Not all fats and carbohydrates are created equal
In my last post, I described how a diet of unhealthy fats and carbs contributes to inflammation in our cells and tissues. Here are some examples of their healthy counterparts and how they can help us reduce our inflammation load.
Unrefined carbohydrates such as vegetables, fruits, legumes and whole grains contain fiber so are digested more slowly than their refined white flour and sugary snack food counterparts. Slower digestion supplies a lower and more steady dose of sugar in the bloodstream which reduces the development of inflammation.
Happy gut bacteria
Fiber also feeds our gut bacteria, and when these microorganisms are healthy, they have been shown to produce anti-inflammatory effects inside our bodies.
Antioxidants including phytonutrients and vitamins, are also contained in unrefined carbohydrates, and help balance the oxidative stress created from the sugar component of these food.
Nuts and seeds are rich in healthy polyunsaturated, fats. Walnuts, flaxseed, chia seeds and hemp seeds are especially full of the beneficial omega-3 polyunsaturated fats, which have been found to reduce inflammation (1).

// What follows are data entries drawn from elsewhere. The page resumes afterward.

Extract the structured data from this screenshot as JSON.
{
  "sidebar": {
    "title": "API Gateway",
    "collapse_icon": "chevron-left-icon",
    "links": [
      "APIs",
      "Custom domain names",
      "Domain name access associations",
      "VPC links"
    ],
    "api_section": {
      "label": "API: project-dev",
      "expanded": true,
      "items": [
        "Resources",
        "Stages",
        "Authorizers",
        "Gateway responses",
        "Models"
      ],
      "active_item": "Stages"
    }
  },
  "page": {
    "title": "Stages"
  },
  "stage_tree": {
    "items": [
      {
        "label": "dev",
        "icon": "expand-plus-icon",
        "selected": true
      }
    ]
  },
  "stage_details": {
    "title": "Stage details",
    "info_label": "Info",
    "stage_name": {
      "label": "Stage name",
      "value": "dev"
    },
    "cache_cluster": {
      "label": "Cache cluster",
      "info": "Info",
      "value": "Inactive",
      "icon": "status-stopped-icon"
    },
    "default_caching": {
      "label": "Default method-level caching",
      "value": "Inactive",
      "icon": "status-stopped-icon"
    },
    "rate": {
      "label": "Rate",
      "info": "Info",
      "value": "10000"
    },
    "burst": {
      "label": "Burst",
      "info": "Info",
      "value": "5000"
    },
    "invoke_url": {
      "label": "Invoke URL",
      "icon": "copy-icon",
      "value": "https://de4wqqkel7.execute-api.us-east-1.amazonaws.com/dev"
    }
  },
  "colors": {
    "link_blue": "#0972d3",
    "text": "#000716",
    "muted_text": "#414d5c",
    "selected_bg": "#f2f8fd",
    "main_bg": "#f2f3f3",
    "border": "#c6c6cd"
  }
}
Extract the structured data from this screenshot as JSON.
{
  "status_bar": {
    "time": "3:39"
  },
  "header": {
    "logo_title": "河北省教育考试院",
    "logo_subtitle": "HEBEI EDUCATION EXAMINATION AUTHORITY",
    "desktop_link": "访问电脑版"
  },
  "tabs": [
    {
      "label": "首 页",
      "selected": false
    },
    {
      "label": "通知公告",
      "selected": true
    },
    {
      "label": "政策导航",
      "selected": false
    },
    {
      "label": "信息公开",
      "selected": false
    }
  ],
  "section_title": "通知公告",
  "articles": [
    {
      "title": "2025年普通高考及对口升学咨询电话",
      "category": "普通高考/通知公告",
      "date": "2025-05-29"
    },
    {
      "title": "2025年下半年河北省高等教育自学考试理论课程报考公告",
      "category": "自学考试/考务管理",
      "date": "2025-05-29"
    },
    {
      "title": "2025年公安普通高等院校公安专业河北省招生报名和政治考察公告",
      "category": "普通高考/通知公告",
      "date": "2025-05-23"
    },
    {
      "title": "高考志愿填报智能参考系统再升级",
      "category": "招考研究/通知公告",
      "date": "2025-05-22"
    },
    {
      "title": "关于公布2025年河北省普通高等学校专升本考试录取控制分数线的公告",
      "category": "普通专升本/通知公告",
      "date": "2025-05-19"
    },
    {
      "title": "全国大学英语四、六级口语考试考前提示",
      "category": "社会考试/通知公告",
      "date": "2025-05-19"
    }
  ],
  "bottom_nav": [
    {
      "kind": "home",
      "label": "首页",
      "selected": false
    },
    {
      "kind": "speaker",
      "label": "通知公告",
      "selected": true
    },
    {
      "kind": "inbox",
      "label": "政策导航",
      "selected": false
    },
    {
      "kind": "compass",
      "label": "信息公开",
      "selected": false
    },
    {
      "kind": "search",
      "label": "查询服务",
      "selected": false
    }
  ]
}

In the market for a sweet treat? Because fruit packs a good dose of fiber and phytonutrients in addition to its sugar content, it is a much healthier choice over processed sugary snacks. Add a smear of nut butter to that apple slice and you've further slowed digestion while adding even more anti-inflammatory properties from this healthy fat addition.
Mix a savory salad
Combine salad greens, tomatoes, carrots, olives and lemon juice with a sprinkling of sunflower seeds and a splash of organic extra virgin olive oil, and you have created a beautiful and healthy fat and carb balance.
Prefer to sip your fat-carb combo?
Blend an avocado with an apple, handful of spinach leaves, 1/2 bunch cilantro, 1/2 lemon, 1 teaspoon organic extra virgin olive oil and water or ice as desired. Get creative and swap out the apple for a pear or mango, use an orange instead of a lemon, consider the addition of chia or hemp seeds to add more healthy nutrients.
Seafood to boost omega-3 fats
If seafood is part of your family's diet, cold water fatty fish such as salmon, anchovies, sardines or mackerel are excellent sources of omega-3. If you can't get your kids (or yourself) to eat fish in its natural form, pop anchovies into a blender with organic extra virgin olive oil, lemon juice, Dijon mustard and garlic for a heavenly salad dressing. This is one of my favorite recipes from Melissa Clark at the New York Times.
Olive oil for lower heat cooking
Olive oil is loaded with phytonutrients which have been well studied for their anti-inflammatory benefits (2). It is one of the few cooking oils that is made without the use of chemicals and industrial refinement. In addition to it being an excellent choice for salads and drizzled over steamed vegetables, it can stand up to low to medium stove top cooking (typically reaching 250-350 degrees Fahrenheit) as the smoke point for virgin olive oil is 420 degrees and 320 degrees for extra virgin.
To reap the most benefits, choose cold-pressed, organic and non-GMO oil.
Turn up the heat with coconut oil
Like olive oil, coconut oil is rich in phytonutrients, and can also be produced without the use of chemicals and industrial refinement. The chemical properties of its specific fats allow it to stand up to high heat cooking without breaking down into harmful chemical components. It is also a makes a healthful raw addition to smoothies.
As with olive oil, choose cold-pressed, organic and non-GMO oil.
Ditch the industrial vegetable and seed oils
Unlike olive and coconut oils, most commercial vegetable and seed oils are not minimally refined and are highly processed. High heat is often the initial step used to extract oil from these plants. Then the petroleum based solvent hexane is often added to extract more oil from the plant. At this stage, the product is dark and odorous so bleaching and deodorizing is done to create the end oil. Phytonutrients are generally destroyed in this industrial processing, and further heating to which the oil is exposed when we cook, subject it to oxidation which becomes pro-inflammatory when we ingest it.
Add some anti-inflammatory spice to your life and your meals. These spices pack an excellent punch of anti-inflammatory nutrients add great taste as well: garlic, ginger, basil, rosemary, cayenne, and turmeric.
1. Nutrients. 2010 Jul; 2(7): 652–682.Published online 2010 Jun 24. doi: 10.3390/nu2070652PMCID: PMC3257681Health Benefits of Nut ConsumptionEmilio Ros
2. Curr Pharm Des. 2011;17(8):754-68.Molecular mechanisms of inflammation. Anti-inflammatory benefits of virgin olive oil and the phenolic compound oleocanthal.Lucas L1, Russell A. et al.